  • Quickly drawing up a model of a company’s parts and bill of materials to identify areas in need of support and glean insight into the negotiation process
  • Managing the lifecycle relationship of parts, products, and suppliers
  • Reducing risk and improve agility in the MRO supply chain while more reining in small dollar spend

And much more — Join us on June 27th at 12pm EDT/9am PDT for the FREE WEBINAR:

goodluz/Adobe Stock

MetalMiner just reported that the Trump administration, in its efforts to curb imports it maintains are harmful to U.S. industry, may just have injected more volatility into the landscape for domestic manufacturers.

The European Union is worried about a “trade policy readjustment” from President Trump’s team, which could evidently include tariffs placed on the bloc’s metals and materials imported into the U.S.

The Section 232 investigation has mainly put China and its imports into the crosshairs, but now the EU is concerned that these new tariffs would “unjustifiably hit” EU nations, according to Cecilia Malmström, the EU trade commissioner.

What does this mean for U.S. manufacturers — and will events such as this affect how you should be managing your organization’s (and your suppliers’) commodity risk?

Find Out in a Free Webinar Tomorrow

Join MetalMiner‘s Lisa Reisman, Ecovadis‘ Daniel Perry and Jaggaer‘s Roger Blumberg as they share how to bolster your organization in these times of uncertainty in the following ways:

  • Quickly drawing up a model of a company’s parts and bill of materials to identify areas in need of support and glean insight into the negotiation process
  • Managing the lifecycle relationship of parts, products, and suppliers
  • Reducing risk and improve agility in the MRO supply chain while more reining in small dollar spend

And much more — Join us on June 27th at 12pm EDT/9am PDT for the FREE WEBINAR:

 

2017 has seen no shortage of uncertainty when it comes to manufacturing policy.

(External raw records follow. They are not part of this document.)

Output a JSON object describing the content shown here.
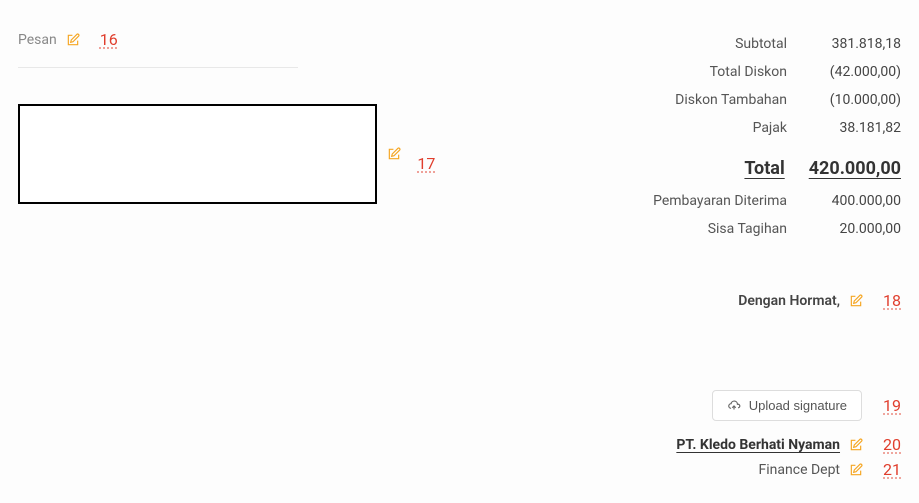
{
  "left": {
    "pesan_label": "Pesan",
    "marker_16": "16",
    "marker_17": "17"
  },
  "totals": {
    "subtotal_label": "Subtotal",
    "subtotal_value": "381.818,18",
    "diskon_label": "Total Diskon",
    "diskon_value": "(42.000,00)",
    "tambahan_label": "Diskon Tambahan",
    "tambahan_value": "(10.000,00)",
    "pajak_label": "Pajak",
    "pajak_value": "38.181,82",
    "total_label": "Total",
    "total_value": "420.000,00",
    "diterima_label": "Pembayaran Diterima",
    "diterima_value": "400.000,00",
    "sisa_label": "Sisa Tagihan",
    "sisa_value": "20.000,00"
  },
  "closing": {
    "text": "Dengan Hormat,",
    "marker_18": "18"
  },
  "signature": {
    "upload_label": "Upload signature",
    "marker_19": "19",
    "company": "PT. Kledo Berhati Nyaman",
    "marker_20": "20",
    "dept": "Finance Dept",
    "marker_21": "21"
  }
}
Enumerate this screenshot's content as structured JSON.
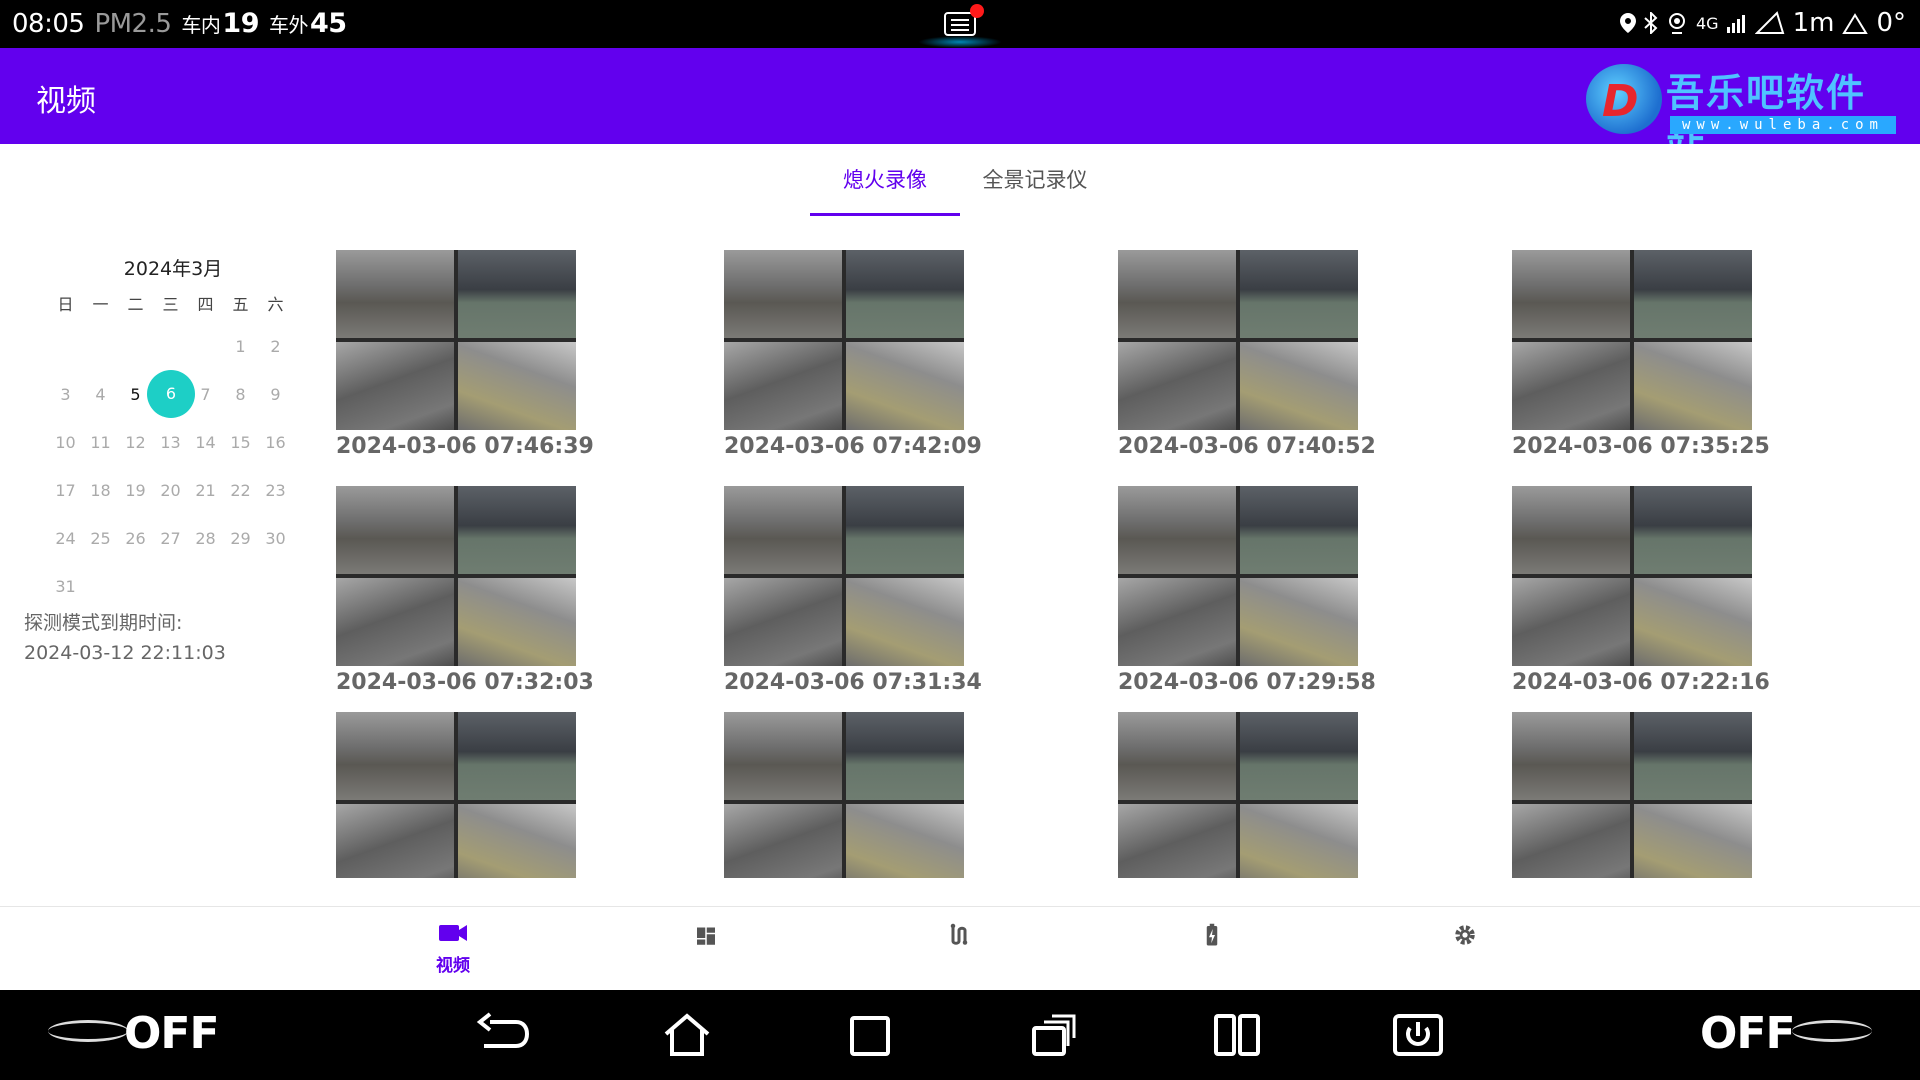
{
  "status_bar": {
    "time": "08:05",
    "pm_label": "PM2.5",
    "inside_label": "车内",
    "inside_value": "19",
    "outside_label": "车外",
    "outside_value": "45",
    "network": "4G",
    "right_text": "1m",
    "right_value": "0°"
  },
  "app_bar": {
    "title": "视频",
    "logo_text": "吾乐吧软件站",
    "logo_url": "www.wuleba.com"
  },
  "tabs": [
    {
      "label": "熄火录像",
      "active": true
    },
    {
      "label": "全景记录仪",
      "active": false
    }
  ],
  "calendar": {
    "title": "2024年3月",
    "weekdays": [
      "日",
      "一",
      "二",
      "三",
      "四",
      "五",
      "六"
    ],
    "weeks": [
      [
        "",
        "",
        "",
        "",
        "",
        "1",
        "2"
      ],
      [
        "3",
        "4",
        "5",
        "6",
        "7",
        "8",
        "9"
      ],
      [
        "10",
        "11",
        "12",
        "13",
        "14",
        "15",
        "16"
      ],
      [
        "17",
        "18",
        "19",
        "20",
        "21",
        "22",
        "23"
      ],
      [
        "24",
        "25",
        "26",
        "27",
        "28",
        "29",
        "30"
      ],
      [
        "31",
        "",
        "",
        "",
        "",
        "",
        ""
      ]
    ],
    "today": "5",
    "selected": "6"
  },
  "expire": {
    "label": "探测模式到期时间:",
    "value": "2024-03-12 22:11:03"
  },
  "videos": [
    {
      "time": "2024-03-06 07:46:39"
    },
    {
      "time": "2024-03-06 07:42:09"
    },
    {
      "time": "2024-03-06 07:40:52"
    },
    {
      "time": "2024-03-06 07:35:25"
    },
    {
      "time": "2024-03-06 07:32:03"
    },
    {
      "time": "2024-03-06 07:31:34"
    },
    {
      "time": "2024-03-06 07:29:58"
    },
    {
      "time": "2024-03-06 07:22:16"
    },
    {
      "time": ""
    },
    {
      "time": ""
    },
    {
      "time": ""
    },
    {
      "time": ""
    }
  ],
  "bottom_nav": {
    "video_label": "视频"
  },
  "system_nav": {
    "left_off": "OFF",
    "right_off": "OFF"
  },
  "colors": {
    "primary": "#6200ee",
    "selected_day": "#1dcfc6"
  }
}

For example, with the Section 232 investigation is in full swing, other issues remain on deck. From the Dodd-Frank conflict minerals rule getting repealed, to potential changes in visa requirements, the landscape is littered with unpredictable twists and turns.

That’s why getting smart on the following is crucial for your manufacturing organization — not just today, but well into the future:

  • Optimizing supplier management to accommodate new suppliers and streamline complex qualification processes such as PPAP, product testing, and more
  • Quickly drawing up a model of a company’s parts and bill of materials to identify areas in need of support and glean insight into the negotiation process
  • Managing the lifecycle relationship of parts, products, and suppliers
  • Leveraging best-in-class minerals traceability processes and programs to further enhance CSR initiatives
  • Reducing risk and improve agility in the MRO supply chain while more reining in small dollar spend

MetalMiner‘s Lisa Reisman, Ecovadis‘ Daniel Perry and Jaggaer‘s Roger Blumberg are set to share the tools for all of the above, to bolster your organization in these times of uncertainty.

Join us on June 27th at 12pm EDT/9am PDT for the FREE WEBINAR: